But another factor was also vital: our starting net worth when I finished up my PhD.
Prior to my PhD I worked in industry for several years, where I saved some money in my retirement account and a bit in a post-tax brokerage account. Then we continued working hard while I was in school, and my wife was working full time, to build a reasonable amount of savings, with a savings rate probably around 5 to 10%.
Much (most?) of that savings was done via Mrs. EYFI’s retirement account, taking full advantage of her company’s matching program, but we also took full advantage of the extremely generous NASA graduate fellowship I received for my PhD program. By the time I graduated, we had saved about $240K in liquid assets.
The money we saved, while only a fraction of what we would need for FI, was hugely important in us getting to FI just a handful of years after I graduated.
If you want to get your hands a little dirty and see/modify the python code I used to generate the plots above, feel free to download the python script that implements the above equation, filling in your values to get your time to FI. The script also generates the plots shown above.
When you don’t have $0 in the bank, things get a little trickier when computing your time to FI, but overall it’s not too bad. Additionally, we see how powerful reducing your expenses is, beyond just boosting your savings rate – for any absolute amount of money you have, the lower your expenses, the closer you are to FI!
I think the impact of your initial net worth is often overlooked in articles about savings rate and FI. Starting with zero net worth vs having some money already saved up when you start seriously pursuing FI has a tremendous effect on your time to FI.
Why? The most intuitive answer: it takes significant energy in the beginning to build up the wealth snowballing effect. You’ll see relatively small incremental gains in your portfolio early on as you start out building your savings. But as time goes on, those gains will start growing like crazy, and eventually your investment returns can easily outgrow your paycheck!
Thus I strongly encourage you to start your nest egg as early in life as possible, even though your income is likely much lower than later in life. Even small amounts of money saved early on can make a big difference on the total time it takes to get to Financial Independence.

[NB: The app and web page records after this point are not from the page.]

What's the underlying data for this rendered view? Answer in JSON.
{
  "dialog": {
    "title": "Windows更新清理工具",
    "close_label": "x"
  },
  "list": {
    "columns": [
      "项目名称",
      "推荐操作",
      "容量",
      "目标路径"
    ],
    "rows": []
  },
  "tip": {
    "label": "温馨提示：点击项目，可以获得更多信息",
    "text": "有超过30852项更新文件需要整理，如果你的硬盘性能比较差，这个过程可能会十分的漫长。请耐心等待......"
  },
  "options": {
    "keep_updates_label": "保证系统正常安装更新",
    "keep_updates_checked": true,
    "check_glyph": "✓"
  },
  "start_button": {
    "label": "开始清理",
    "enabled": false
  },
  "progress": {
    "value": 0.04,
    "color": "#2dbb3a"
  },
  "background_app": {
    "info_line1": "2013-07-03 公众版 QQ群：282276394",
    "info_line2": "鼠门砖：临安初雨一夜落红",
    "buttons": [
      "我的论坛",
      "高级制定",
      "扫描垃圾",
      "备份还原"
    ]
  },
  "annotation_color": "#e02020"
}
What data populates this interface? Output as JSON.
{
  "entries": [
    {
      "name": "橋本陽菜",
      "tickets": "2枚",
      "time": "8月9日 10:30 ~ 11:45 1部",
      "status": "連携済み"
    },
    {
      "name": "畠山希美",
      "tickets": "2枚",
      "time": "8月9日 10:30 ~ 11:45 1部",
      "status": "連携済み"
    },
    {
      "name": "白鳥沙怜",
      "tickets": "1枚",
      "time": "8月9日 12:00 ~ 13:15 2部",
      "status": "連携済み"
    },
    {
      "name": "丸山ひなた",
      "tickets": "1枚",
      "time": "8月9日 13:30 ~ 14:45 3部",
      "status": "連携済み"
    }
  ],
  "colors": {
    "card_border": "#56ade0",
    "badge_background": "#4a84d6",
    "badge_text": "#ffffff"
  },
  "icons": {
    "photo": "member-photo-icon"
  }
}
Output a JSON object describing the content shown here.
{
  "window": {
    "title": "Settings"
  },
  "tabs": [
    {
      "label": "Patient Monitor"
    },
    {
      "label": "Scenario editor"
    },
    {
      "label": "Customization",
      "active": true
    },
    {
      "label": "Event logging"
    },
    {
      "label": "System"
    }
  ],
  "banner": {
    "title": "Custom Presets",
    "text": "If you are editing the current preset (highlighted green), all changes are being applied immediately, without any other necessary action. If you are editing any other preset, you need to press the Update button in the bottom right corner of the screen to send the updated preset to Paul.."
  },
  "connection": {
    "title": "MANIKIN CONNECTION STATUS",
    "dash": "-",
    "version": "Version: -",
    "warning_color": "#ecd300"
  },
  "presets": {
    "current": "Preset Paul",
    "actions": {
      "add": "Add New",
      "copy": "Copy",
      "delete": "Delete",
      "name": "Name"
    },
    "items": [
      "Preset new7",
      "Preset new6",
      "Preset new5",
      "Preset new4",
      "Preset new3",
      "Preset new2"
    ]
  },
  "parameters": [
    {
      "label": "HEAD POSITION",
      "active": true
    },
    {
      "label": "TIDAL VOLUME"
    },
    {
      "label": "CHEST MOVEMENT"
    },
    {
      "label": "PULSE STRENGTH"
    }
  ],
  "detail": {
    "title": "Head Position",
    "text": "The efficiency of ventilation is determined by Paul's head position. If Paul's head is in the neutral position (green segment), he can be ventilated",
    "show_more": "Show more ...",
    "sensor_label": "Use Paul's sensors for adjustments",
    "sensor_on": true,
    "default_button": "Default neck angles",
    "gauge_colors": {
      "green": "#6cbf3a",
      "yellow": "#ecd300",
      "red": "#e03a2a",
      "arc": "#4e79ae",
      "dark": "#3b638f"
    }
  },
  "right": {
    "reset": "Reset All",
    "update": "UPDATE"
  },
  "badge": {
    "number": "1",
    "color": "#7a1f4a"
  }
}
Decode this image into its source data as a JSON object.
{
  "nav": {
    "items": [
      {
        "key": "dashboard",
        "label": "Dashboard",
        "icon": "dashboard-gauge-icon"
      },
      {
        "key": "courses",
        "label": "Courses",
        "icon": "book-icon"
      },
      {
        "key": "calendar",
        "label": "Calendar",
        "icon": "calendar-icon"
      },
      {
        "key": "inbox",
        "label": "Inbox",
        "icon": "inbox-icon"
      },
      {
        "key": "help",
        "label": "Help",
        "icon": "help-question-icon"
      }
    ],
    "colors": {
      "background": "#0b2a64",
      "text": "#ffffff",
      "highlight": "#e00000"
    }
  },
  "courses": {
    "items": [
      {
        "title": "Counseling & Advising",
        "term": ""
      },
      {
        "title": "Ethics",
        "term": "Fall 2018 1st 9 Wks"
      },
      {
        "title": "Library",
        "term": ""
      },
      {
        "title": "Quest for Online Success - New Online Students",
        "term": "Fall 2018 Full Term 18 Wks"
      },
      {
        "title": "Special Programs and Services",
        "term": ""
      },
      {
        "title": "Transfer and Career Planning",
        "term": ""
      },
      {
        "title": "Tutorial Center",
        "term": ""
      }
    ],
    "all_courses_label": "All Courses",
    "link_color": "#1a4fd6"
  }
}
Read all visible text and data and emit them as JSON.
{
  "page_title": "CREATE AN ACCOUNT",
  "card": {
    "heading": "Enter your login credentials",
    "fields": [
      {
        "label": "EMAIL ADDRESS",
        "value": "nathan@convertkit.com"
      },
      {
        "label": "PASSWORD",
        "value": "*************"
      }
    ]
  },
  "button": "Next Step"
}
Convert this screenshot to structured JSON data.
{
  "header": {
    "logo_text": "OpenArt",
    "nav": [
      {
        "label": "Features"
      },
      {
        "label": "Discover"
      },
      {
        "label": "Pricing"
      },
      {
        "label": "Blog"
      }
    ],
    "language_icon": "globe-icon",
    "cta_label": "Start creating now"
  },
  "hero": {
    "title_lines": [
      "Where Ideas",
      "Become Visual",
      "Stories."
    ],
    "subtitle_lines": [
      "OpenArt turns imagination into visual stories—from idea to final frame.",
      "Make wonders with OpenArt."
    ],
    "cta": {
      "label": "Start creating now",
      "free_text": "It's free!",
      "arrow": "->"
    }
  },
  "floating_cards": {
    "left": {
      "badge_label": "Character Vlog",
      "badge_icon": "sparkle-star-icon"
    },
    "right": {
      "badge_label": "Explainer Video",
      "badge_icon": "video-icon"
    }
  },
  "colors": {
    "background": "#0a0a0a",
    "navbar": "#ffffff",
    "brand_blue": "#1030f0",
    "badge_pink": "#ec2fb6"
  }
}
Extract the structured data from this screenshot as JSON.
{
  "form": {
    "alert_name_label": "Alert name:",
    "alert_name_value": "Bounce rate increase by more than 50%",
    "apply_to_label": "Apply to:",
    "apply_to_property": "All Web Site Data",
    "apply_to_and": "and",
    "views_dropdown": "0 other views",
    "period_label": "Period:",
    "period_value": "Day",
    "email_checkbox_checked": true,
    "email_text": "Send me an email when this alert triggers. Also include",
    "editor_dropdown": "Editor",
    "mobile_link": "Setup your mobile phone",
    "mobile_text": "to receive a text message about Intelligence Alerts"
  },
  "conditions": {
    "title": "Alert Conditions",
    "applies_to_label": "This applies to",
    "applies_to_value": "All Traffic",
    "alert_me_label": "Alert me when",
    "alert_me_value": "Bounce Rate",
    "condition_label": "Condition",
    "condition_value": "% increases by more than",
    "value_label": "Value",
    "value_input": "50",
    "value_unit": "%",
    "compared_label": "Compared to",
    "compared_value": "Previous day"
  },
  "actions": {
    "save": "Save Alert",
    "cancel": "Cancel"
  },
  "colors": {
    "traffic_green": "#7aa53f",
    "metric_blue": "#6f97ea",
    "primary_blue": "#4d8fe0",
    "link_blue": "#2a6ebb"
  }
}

* Side note: one of the first “Time to FI” calculators I found online was the awesome Networthify calculator referenced by Mr. Money Mustache. After I found that calculator, I wanted to see if they posted the math behind it, and that quickly to this nice blog post. However, when I implemented the final equation on that post, the results did not align with the values from the calculator. Fortunately Joel from FI180 piped up in the comments to give a different equation, and that led me to flesh out the derivation myself in the provided PDF. Thanks Joel! I then verified the Networthify calculator does provide the correct values, so I suspect they fixed the math under the hood of the calculator and just didn’t get around to updating the blog post.